Ricks discussed the natural disaster – among the worst four in the nation’s history – during his State of the Parish Address at the Livingston Parish Chamber of Commerce luncheon Aug. 9 at Forrest Grove Plantation.
“It was stressful as hell … heartbreaking and gut-wrenching,” he said. “But the way we responded said a lot about who we are as a parish.”
It was hard to feel any sense of optimism the day the flooding became imminent, Ricks said.
In fact, the severity was much of what caught him and most Livingston Parish and surrounding areas by surprise.
“A year ago today, who would’ve thought we’d have thought we’d have experienced what we did?” he said. “It started raining as we expected, and low and behold, it kept coming.”
The visual images of homes almost completely under water and roadways resembling waterways also come to mind for Ricks and other officials.
One of the worst sights came in the aftermath, Ricks said.
“A lot of things transpired, as you all know, but the worst of it was seeing all of our stuff in the front yard – all the things we’ve earned, acquired and inherited.”
The redemption came in the form of the response from residents, who have worked hard to rebound over the last year from what has become the benchmark flood, eclipsing the 1983 event.
“Everyone banded together to work as a team,” Ricks said. “Even people who didn’t like each other lived together and worked together.”
It also unified residents in a way perhaps never seen in Livingston Parish.
“When you look at all the coverage on the TV channels, it crossed race, gender, financial status … it took it all,” he said. “In the aftermath, we’ve seen people helping each other day in and day out.”

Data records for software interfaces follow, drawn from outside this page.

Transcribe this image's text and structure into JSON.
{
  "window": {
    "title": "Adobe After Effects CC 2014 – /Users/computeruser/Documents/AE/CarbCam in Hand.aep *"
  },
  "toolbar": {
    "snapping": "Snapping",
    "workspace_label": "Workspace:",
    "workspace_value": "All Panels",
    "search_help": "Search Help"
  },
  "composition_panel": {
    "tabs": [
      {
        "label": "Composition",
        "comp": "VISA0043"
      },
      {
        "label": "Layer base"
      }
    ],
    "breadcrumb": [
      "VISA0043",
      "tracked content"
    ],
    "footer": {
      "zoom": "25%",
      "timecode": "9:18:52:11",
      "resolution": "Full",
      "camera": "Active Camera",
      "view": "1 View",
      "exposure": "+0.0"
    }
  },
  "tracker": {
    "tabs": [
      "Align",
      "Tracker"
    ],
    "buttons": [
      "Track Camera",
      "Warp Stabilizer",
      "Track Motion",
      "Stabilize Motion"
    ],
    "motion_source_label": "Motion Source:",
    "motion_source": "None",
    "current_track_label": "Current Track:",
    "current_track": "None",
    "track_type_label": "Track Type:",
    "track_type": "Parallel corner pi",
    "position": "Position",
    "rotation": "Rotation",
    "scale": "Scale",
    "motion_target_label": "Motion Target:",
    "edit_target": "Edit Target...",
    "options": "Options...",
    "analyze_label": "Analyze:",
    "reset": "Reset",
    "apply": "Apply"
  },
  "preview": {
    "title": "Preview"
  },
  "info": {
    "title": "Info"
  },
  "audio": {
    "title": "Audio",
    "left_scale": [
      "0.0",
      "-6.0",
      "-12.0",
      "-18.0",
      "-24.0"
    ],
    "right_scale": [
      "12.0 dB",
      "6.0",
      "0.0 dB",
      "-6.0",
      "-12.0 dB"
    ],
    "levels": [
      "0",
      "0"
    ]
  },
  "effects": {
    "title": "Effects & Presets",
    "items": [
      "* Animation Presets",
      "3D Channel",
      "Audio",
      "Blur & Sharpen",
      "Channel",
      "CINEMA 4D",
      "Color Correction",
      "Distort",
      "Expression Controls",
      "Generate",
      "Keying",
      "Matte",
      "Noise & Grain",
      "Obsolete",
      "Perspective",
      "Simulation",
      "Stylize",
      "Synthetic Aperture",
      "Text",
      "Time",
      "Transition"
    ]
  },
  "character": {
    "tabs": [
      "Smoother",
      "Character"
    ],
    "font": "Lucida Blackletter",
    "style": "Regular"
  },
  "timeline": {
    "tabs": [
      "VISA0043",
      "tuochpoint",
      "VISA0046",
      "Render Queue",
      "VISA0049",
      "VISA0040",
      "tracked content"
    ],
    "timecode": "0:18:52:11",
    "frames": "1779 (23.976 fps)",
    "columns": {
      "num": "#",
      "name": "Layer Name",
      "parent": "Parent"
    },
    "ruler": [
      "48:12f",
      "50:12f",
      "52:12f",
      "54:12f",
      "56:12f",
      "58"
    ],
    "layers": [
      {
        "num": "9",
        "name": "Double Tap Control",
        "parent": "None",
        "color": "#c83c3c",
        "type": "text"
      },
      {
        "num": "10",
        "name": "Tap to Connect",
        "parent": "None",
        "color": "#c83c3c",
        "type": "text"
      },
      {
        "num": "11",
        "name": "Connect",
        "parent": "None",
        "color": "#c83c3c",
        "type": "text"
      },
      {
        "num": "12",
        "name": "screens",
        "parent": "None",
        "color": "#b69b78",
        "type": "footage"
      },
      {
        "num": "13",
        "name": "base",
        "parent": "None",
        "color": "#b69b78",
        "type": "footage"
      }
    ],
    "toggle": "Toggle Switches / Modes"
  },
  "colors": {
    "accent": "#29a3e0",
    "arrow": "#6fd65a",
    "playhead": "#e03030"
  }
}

Economic fallout from the loss of businesses and residents triggered concern that the parish would see a nosedive in sale tax revenue. Instead, it went the other direction.

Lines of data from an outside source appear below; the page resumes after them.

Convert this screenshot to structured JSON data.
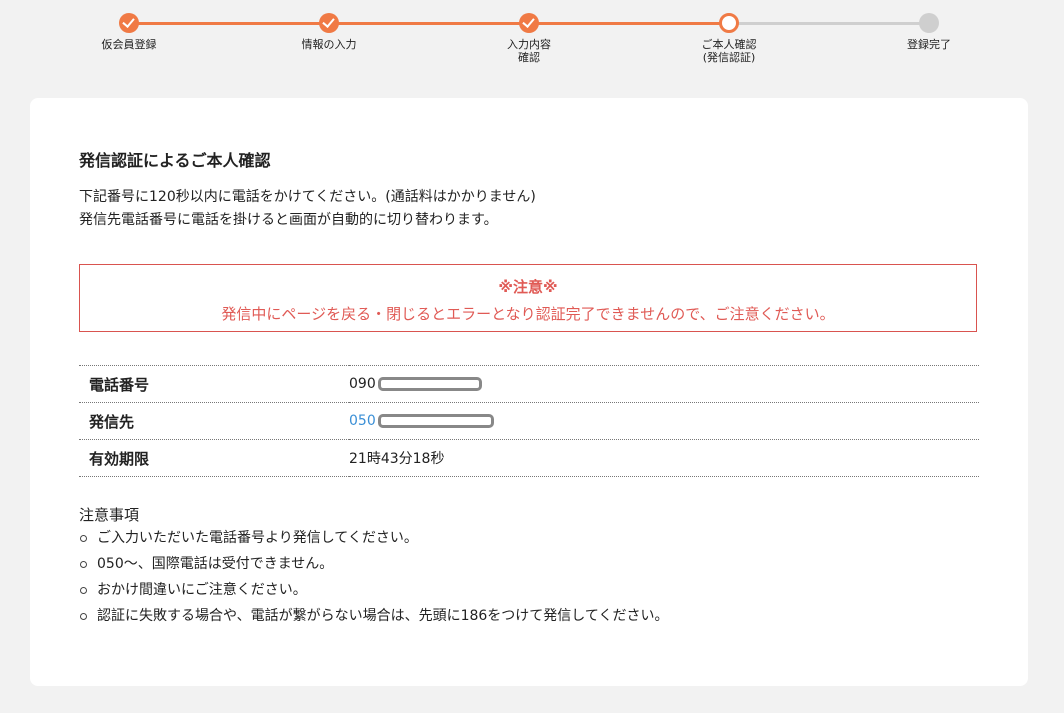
{
  "steps": [
    {
      "label": "仮会員登録",
      "state": "done"
    },
    {
      "label": "情報の入力",
      "state": "done"
    },
    {
      "label": "入力内容\n確認",
      "state": "done"
    },
    {
      "label": "ご本人確認\n(発信認証)",
      "state": "current"
    },
    {
      "label": "登録完了",
      "state": "todo"
    }
  ],
  "main": {
    "heading": "発信認証によるご本人確認",
    "intro_line1": "下記番号に120秒以内に電話をかけてください。(通話料はかかりません)",
    "intro_line2": "発信先電話番号に電話を掛けると画面が自動的に切り替わります。"
  },
  "notice": {
    "title": "※注意※",
    "text": "発信中にページを戻る・閉じるとエラーとなり認証完了できませんので、ご注意ください。"
  },
  "info": {
    "phone_label": "電話番号",
    "phone_value": "090",
    "dest_label": "発信先",
    "dest_value": "050",
    "expiry_label": "有効期限",
    "expiry_value": "21時43分18秒"
  },
  "notes": {
    "title": "注意事項",
    "items": [
      "ご入力いただいた電話番号より発信してください。",
      "050～、国際電話は受付できません。",
      "おかけ間違いにご注意ください。",
      "認証に失敗する場合や、電話が繋がらない場合は、先頭に186をつけて発信してください。"
    ]
  },
  "colors": {
    "accent": "#f07a45",
    "inactive": "#cfcfcf",
    "warning": "#e05a55",
    "link": "#3a8fd6"
  }
}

Consumer purchases of automotive and building materials triggered 26 percent spike in sales tax revenue, which equated to $23.3 million.
“The sales have gone down as we’ve moved further from the flood, but so far we’ve held our own,” Ricks said. “We haven’t had to do any layoffs, in fact.”
In the wake of the flood, 13 commercial developments have been permitted throughout the parish and 23 more are under consideration. Also, 11 residential developments are under consideration, along with one mobile home park.
Ricks still expects a turnaround time of three to five years for the parish to regain its pre-flood economic and residential standing.
“Looking at what happened to Juban Crossing, I’d have thought it would take at least five years,” he said.
Ricks said he sees hope not only for a return to a pre-flood Livingston Parish, but one better than that.
“I see it that way because our employees are phenomenal and did what they had to do, and it says something about the quality of people here in the parish,” he said. “That’s what makes Livingston Parish special.”